Walk into a CrossFit box and what you’ll actually see is people of all skill levels and ages, working at an intensity relative to their physical and psychological tolerances, modifying their movements to best fit their capabilities, an engaged coach that can provide attention and corrections to help the athletes move better, and most importantly, having fun in a supportive and welcoming community. This isn’t even exclusive to CrossFit; I’d recommend going to any group class based fitness regimen (unless you’re allergic to people or thrive in a one on one environment).

After that experience with the elderly couple in the globo gym, I knew that I not only wanted but needed to become a CrossFit trainer so I can do my part in helping people “kick ass in their 90s” as Ben Bergeron would say.

During my time solo training and self teaching stint, one of the resources I used was the CrossFit Level 1 Training Guide. Usually that guide would only be read if you had plans on getting your CrossFit Level One Certificate (CF-L1), but I found it very enlightening and useful to correcting my movement mechanics and technique. It “pulled back the curtain” for me on what fitness really means and why the CrossFit methodology was created. After learning that, I officially joined the cult.

I also had started listening to different CrossFit related podcasts; one of them is Chasing Excellence with Ben Bergeron, coach to many games championships and creator of CompTrain. On the podcast, he talked about how he had transitioned from working a typical corporate job to now thriving not only as a CrossFit coach, but business owner, father, and husband. In one of his episodes, he mentioned how he would transition into coaching in this day and age. Instead of just getting your L1, and then applying to different coaching positions and random gyms — he said his recommendation would be to explore and actually become a member at a gym to find the coaching culture that fits you.

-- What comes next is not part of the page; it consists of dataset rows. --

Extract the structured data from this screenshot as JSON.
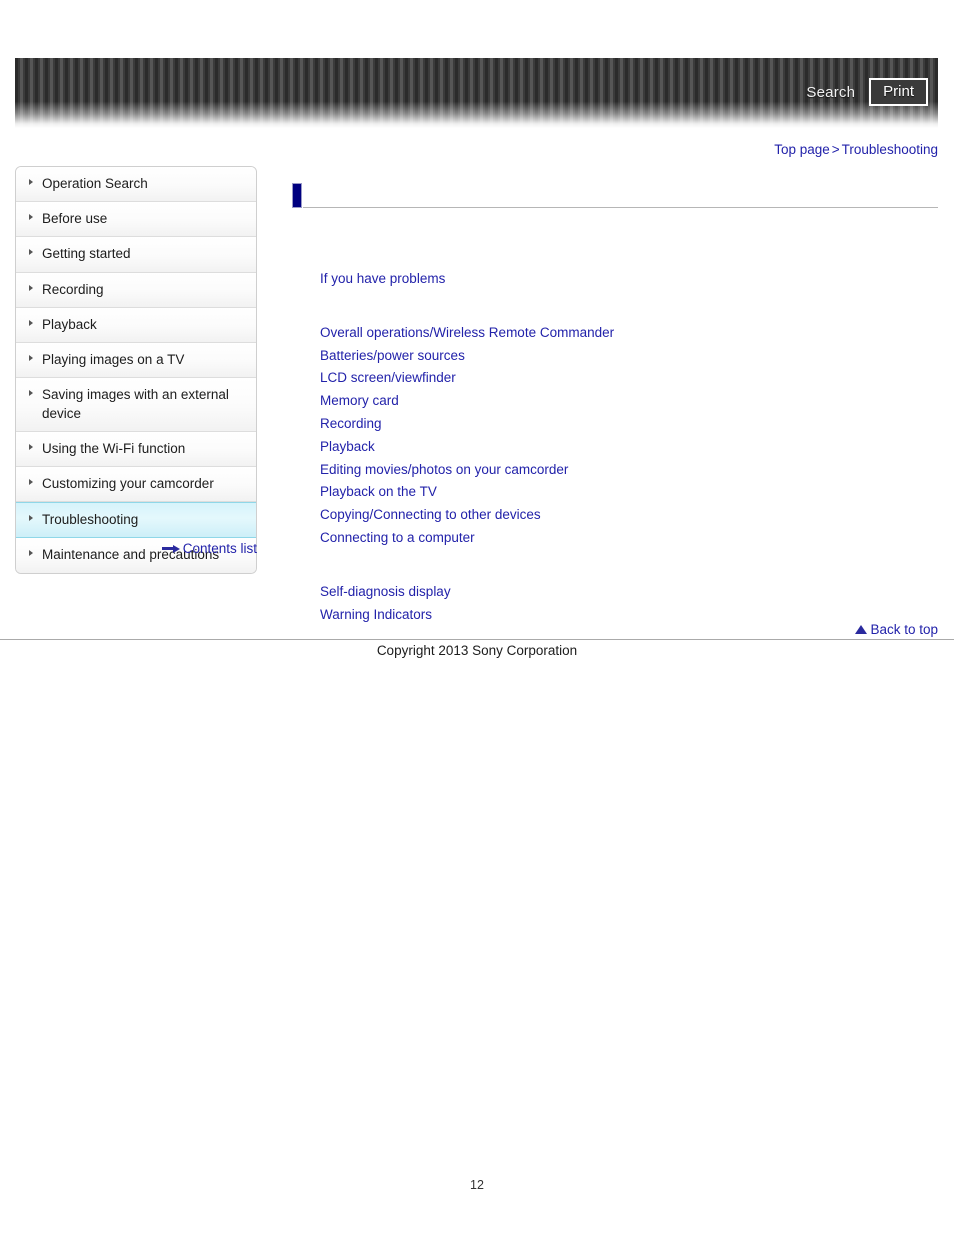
{
  "header": {
    "search_label": "Search",
    "print_label": "Print",
    "search_icon": "search-icon",
    "print_icon": "print-icon"
  },
  "breadcrumb": {
    "top_page": "Top page",
    "separator": ">",
    "current": "Troubleshooting"
  },
  "sidebar": {
    "items": [
      {
        "label": "Operation Search",
        "active": false
      },
      {
        "label": "Before use",
        "active": false
      },
      {
        "label": "Getting started",
        "active": false
      },
      {
        "label": "Recording",
        "active": false
      },
      {
        "label": "Playback",
        "active": false
      },
      {
        "label": "Playing images on a TV",
        "active": false
      },
      {
        "label": "Saving images with an external device",
        "active": false
      },
      {
        "label": "Using the Wi-Fi function",
        "active": false
      },
      {
        "label": "Customizing your camcorder",
        "active": false
      },
      {
        "label": "Troubleshooting",
        "active": true
      },
      {
        "label": "Maintenance and precautions",
        "active": false
      }
    ],
    "contents_list_label": "Contents list",
    "contents_list_icon": "arrow-right-icon"
  },
  "content": {
    "title": "",
    "intro_links": [
      "If you have problems"
    ],
    "main_links": [
      "Overall operations/Wireless Remote Commander",
      "Batteries/power sources",
      "LCD screen/viewfinder",
      "Memory card",
      "Recording",
      "Playback",
      "Editing movies/photos on your camcorder",
      "Playback on the TV",
      "Copying/Connecting to other devices",
      "Connecting to a computer"
    ],
    "diagnostic_links": [
      "Self-diagnosis display",
      "Warning Indicators"
    ]
  },
  "footer": {
    "back_to_top_label": "Back to top",
    "back_to_top_icon": "triangle-up-icon",
    "copyright": "Copyright 2013 Sony Corporation",
    "page_number": "12"
  },
  "colors": {
    "link": "#2222aa",
    "title_marker": "#000080",
    "active_item": "#d6f3fb",
    "header_stripe_dark": "#2b2b2b",
    "header_stripe_light": "#565656"
  }
}
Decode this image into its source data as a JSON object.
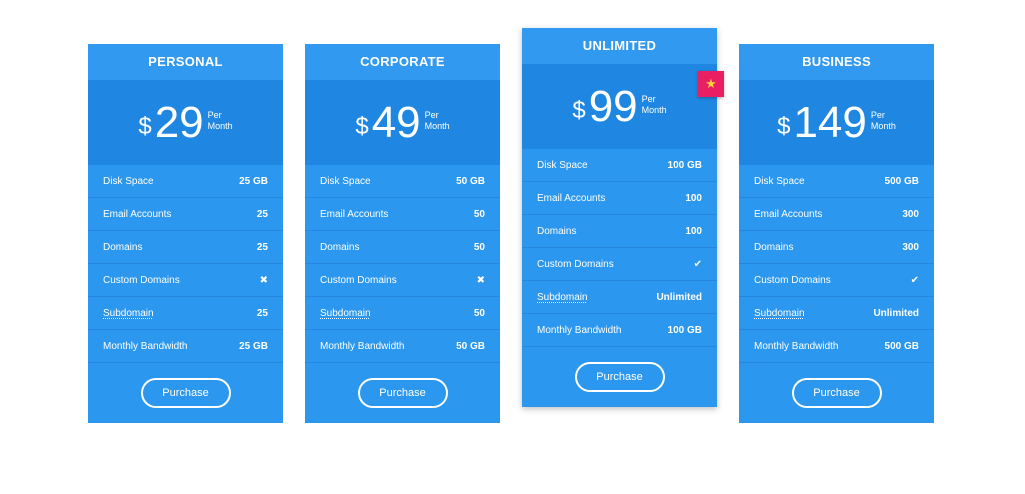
{
  "plans": [
    {
      "name": "PERSONAL",
      "currency": "$",
      "price": "29",
      "period": "Per\nMonth",
      "features": [
        {
          "label": "Disk Space",
          "value": "25 GB"
        },
        {
          "label": "Email Accounts",
          "value": "25"
        },
        {
          "label": "Domains",
          "value": "25"
        },
        {
          "label": "Custom Domains",
          "value": "✖"
        },
        {
          "label": "Subdomain",
          "value": "25"
        },
        {
          "label": "Monthly Bandwidth",
          "value": "25 GB"
        }
      ],
      "button": "Purchase"
    },
    {
      "name": "CORPORATE",
      "currency": "$",
      "price": "49",
      "period": "Per\nMonth",
      "features": [
        {
          "label": "Disk Space",
          "value": "50 GB"
        },
        {
          "label": "Email Accounts",
          "value": "50"
        },
        {
          "label": "Domains",
          "value": "50"
        },
        {
          "label": "Custom Domains",
          "value": "✖"
        },
        {
          "label": "Subdomain",
          "value": "50"
        },
        {
          "label": "Monthly Bandwidth",
          "value": "50 GB"
        }
      ],
      "button": "Purchase"
    },
    {
      "name": "UNLIMITED",
      "currency": "$",
      "price": "99",
      "period": "Per\nMonth",
      "features": [
        {
          "label": "Disk Space",
          "value": "100 GB"
        },
        {
          "label": "Email Accounts",
          "value": "100"
        },
        {
          "label": "Domains",
          "value": "100"
        },
        {
          "label": "Custom Domains",
          "value": "✔"
        },
        {
          "label": "Subdomain",
          "value": "Unlimited"
        },
        {
          "label": "Monthly Bandwidth",
          "value": "100 GB"
        }
      ],
      "button": "Purchase",
      "badge": "★"
    },
    {
      "name": "BUSINESS",
      "currency": "$",
      "price": "149",
      "period": "Per\nMonth",
      "features": [
        {
          "label": "Disk Space",
          "value": "500 GB"
        },
        {
          "label": "Email Accounts",
          "value": "300"
        },
        {
          "label": "Domains",
          "value": "300"
        },
        {
          "label": "Custom Domains",
          "value": "✔"
        },
        {
          "label": "Subdomain",
          "value": "Unlimited"
        },
        {
          "label": "Monthly Bandwidth",
          "value": "500 GB"
        }
      ],
      "button": "Purchase"
    }
  ],
  "colors": {
    "card": "#2c97ee",
    "price_band": "#1f87e2",
    "badge": "#ea1e63",
    "star": "#ffd23b"
  }
}
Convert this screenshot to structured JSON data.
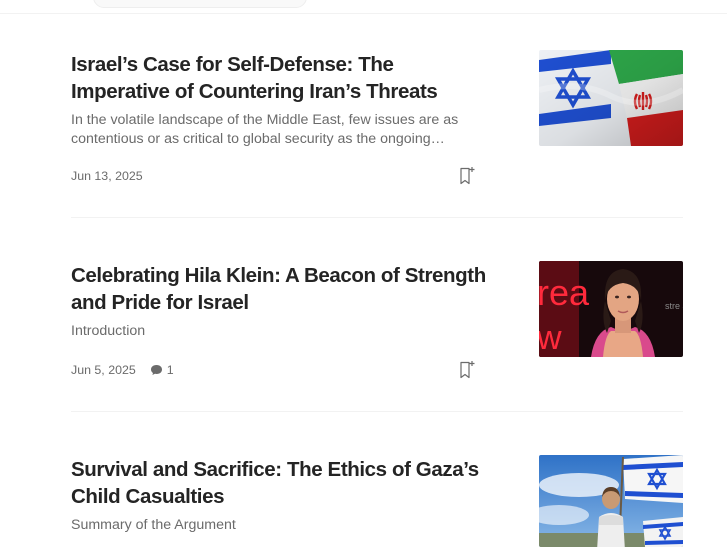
{
  "articles": [
    {
      "title": "Israel’s Case for Self-Defense: The Imperative of Countering Iran’s Threats",
      "subtitle": "In the volatile landscape of the Middle East, few issues are as contentious or as critical to global security as the ongoing…",
      "date": "Jun 13, 2025",
      "thumbnail": "israel-iran-flags"
    },
    {
      "title": "Celebrating Hila Klein: A Beacon of Strength and Pride for Israel",
      "subtitle": "Introduction",
      "date": "Jun 5, 2025",
      "responses": "1",
      "thumbnail": "woman-portrait-event",
      "thumb_text_left": "rea",
      "thumb_text_right": "stre awa"
    },
    {
      "title": "Survival and Sacrifice: The Ethics of Gaza’s Child Casualties",
      "subtitle": "Summary of the Argument",
      "thumbnail": "child-with-israeli-flags"
    }
  ],
  "icons": {
    "save": "bookmark-plus-icon",
    "responses": "speech-bubble-icon"
  },
  "colors": {
    "title": "#242424",
    "muted": "#6b6b6b",
    "divider": "#f2f2f2",
    "israel_blue": "#0038b8",
    "iran_green": "#239f40",
    "iran_red": "#da0000"
  }
}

Not only do the coaches and owners of that gym get a chance to get to know you, but you also get to know them. It’s important to find a place where your core values are in line with theirs — otherwise coaching will become more of a job or meaningless task than a passion. When I got injured and was looking for a box to train, I was also looking for a place to grow as a person. I don’t know if it’s the universe or the power of law of attraction, but when I looking at different CrossFit gyms near me, I saw that CrossFit Citrine was having their grand opening soon. I remember seeing the hashtags on one of their Instagram posts: #BuiltByBergeron and #HappyHumbleHungry (Ben’s mantra/mission statement for his gym). I immediately got the chills and said “no way”.

It didn’t take me long to realize that CrossFit Citrine was the place of growth that I was looking for. While I was “just a member” at the gym, I intentionally observed what and how they taught the class, how they interacted with each athlete, and how the modified certain movements for each athlete. I kept taking mental notes on coaching long before I even started studying for the L1. It helped me tremendously when I was restudying the training guide, because I could see how I could apply what I was reading in the class setting.

I went to the seminar on June 1-2nd, cancelling my trip to the Granite Games where I was supposed to volunteer for the event, and I received my email saying that I passed the exam the Friday afterwards. Now I’m in the process of shadowing & co-coaching where I’m learning TONS from my experience in all the classes. Getting the L1 was the bare minimum, now is where the real growth and learning begins. I’m so grateful and appreciative to all of my past experiences that have led me to this new path. And immense gratitude to Ashlynn and Billie Buss of CrossFit Citrine for leading the way.